● TASK INSTRUCTIONS
Each record that follows is to be reproduced character for character, pictures excepted.

● Data about app and page elements
● ● ● ● ● ● ●
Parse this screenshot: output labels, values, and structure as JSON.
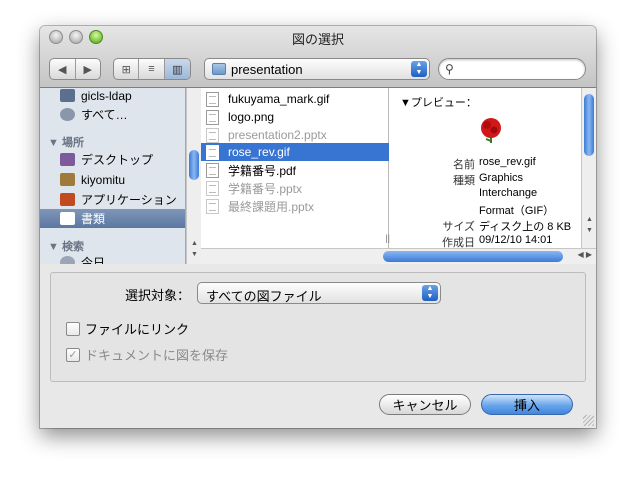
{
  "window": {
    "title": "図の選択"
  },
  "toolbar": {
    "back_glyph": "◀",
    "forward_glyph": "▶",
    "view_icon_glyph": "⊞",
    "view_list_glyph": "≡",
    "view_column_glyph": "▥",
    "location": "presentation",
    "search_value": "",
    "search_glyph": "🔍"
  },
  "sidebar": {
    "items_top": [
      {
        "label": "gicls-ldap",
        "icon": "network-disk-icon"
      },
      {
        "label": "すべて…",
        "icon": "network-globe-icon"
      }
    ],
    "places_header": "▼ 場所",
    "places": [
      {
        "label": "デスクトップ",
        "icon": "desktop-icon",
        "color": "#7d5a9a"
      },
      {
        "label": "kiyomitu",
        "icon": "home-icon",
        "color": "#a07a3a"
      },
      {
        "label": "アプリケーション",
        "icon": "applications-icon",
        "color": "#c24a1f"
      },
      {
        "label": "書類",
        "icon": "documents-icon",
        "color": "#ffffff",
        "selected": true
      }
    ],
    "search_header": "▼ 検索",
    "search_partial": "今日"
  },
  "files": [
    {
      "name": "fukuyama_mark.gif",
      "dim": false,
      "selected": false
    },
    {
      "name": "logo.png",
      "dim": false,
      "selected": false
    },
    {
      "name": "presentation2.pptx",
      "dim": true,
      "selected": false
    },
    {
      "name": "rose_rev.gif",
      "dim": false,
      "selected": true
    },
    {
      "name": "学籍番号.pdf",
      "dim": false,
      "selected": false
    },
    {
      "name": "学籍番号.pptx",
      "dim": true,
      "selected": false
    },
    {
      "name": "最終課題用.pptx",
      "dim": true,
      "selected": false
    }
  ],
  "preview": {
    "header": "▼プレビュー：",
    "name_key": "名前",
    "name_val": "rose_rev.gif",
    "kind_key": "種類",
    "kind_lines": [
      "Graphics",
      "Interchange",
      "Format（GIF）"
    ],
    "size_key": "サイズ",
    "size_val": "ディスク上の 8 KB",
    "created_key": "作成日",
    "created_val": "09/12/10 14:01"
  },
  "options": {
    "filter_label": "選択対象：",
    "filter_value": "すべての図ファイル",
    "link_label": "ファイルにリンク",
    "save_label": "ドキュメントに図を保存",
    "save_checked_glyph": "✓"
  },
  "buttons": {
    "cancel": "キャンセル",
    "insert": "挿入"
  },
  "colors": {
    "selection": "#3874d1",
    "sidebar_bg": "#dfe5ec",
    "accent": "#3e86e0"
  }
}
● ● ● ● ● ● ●
● RESULT BELOW
Parse this screenshot: output labels, values, and structure as JSON.
{
  "window": {
    "title": "図の選択"
  },
  "toolbar": {
    "back_glyph": "◀",
    "forward_glyph": "▶",
    "view_icon_glyph": "⊞",
    "view_list_glyph": "≡",
    "view_column_glyph": "▥",
    "location": "presentation",
    "search_value": "",
    "search_glyph": "🔍"
  },
  "sidebar": {
    "items_top": [
      {
        "label": "gicls-ldap",
        "icon": "network-disk-icon"
      },
      {
        "label": "すべて…",
        "icon": "network-globe-icon"
      }
    ],
    "places_header": "▼ 場所",
    "places": [
      {
        "label": "デスクトップ",
        "icon": "desktop-icon",
        "color": "#7d5a9a"
      },
      {
        "label": "kiyomitu",
        "icon": "home-icon",
        "color": "#a07a3a"
      },
      {
        "label": "アプリケーション",
        "icon": "applications-icon",
        "color": "#c24a1f"
      },
      {
        "label": "書類",
        "icon": "documents-icon",
        "color": "#ffffff",
        "selected": true
      }
    ],
    "search_header": "▼ 検索",
    "search_partial": "今日"
  },
  "files": [
    {
      "name": "fukuyama_mark.gif",
      "dim": false,
      "selected": false
    },
    {
      "name": "logo.png",
      "dim": false,
      "selected": false
    },
    {
      "name": "presentation2.pptx",
      "dim": true,
      "selected": false
    },
    {
      "name": "rose_rev.gif",
      "dim": false,
      "selected": true
    },
    {
      "name": "学籍番号.pdf",
      "dim": false,
      "selected": false
    },
    {
      "name": "学籍番号.pptx",
      "dim": true,
      "selected": false
    },
    {
      "name": "最終課題用.pptx",
      "dim": true,
      "selected": false
    }
  ],
  "preview": {
    "header": "▼プレビュー：",
    "name_key": "名前",
    "name_val": "rose_rev.gif",
    "kind_key": "種類",
    "kind_lines": [
      "Graphics",
      "Interchange",
      "Format（GIF）"
    ],
    "size_key": "サイズ",
    "size_val": "ディスク上の 8 KB",
    "created_key": "作成日",
    "created_val": "09/12/10 14:01"
  },
  "options": {
    "filter_label": "選択対象：",
    "filter_value": "すべての図ファイル",
    "link_label": "ファイルにリンク",
    "save_label": "ドキュメントに図を保存",
    "save_checked_glyph": "✓"
  },
  "buttons": {
    "cancel": "キャンセル",
    "insert": "挿入"
  },
  "colors": {
    "selection": "#3874d1",
    "sidebar_bg": "#dfe5ec",
    "accent": "#3e86e0"
  }
}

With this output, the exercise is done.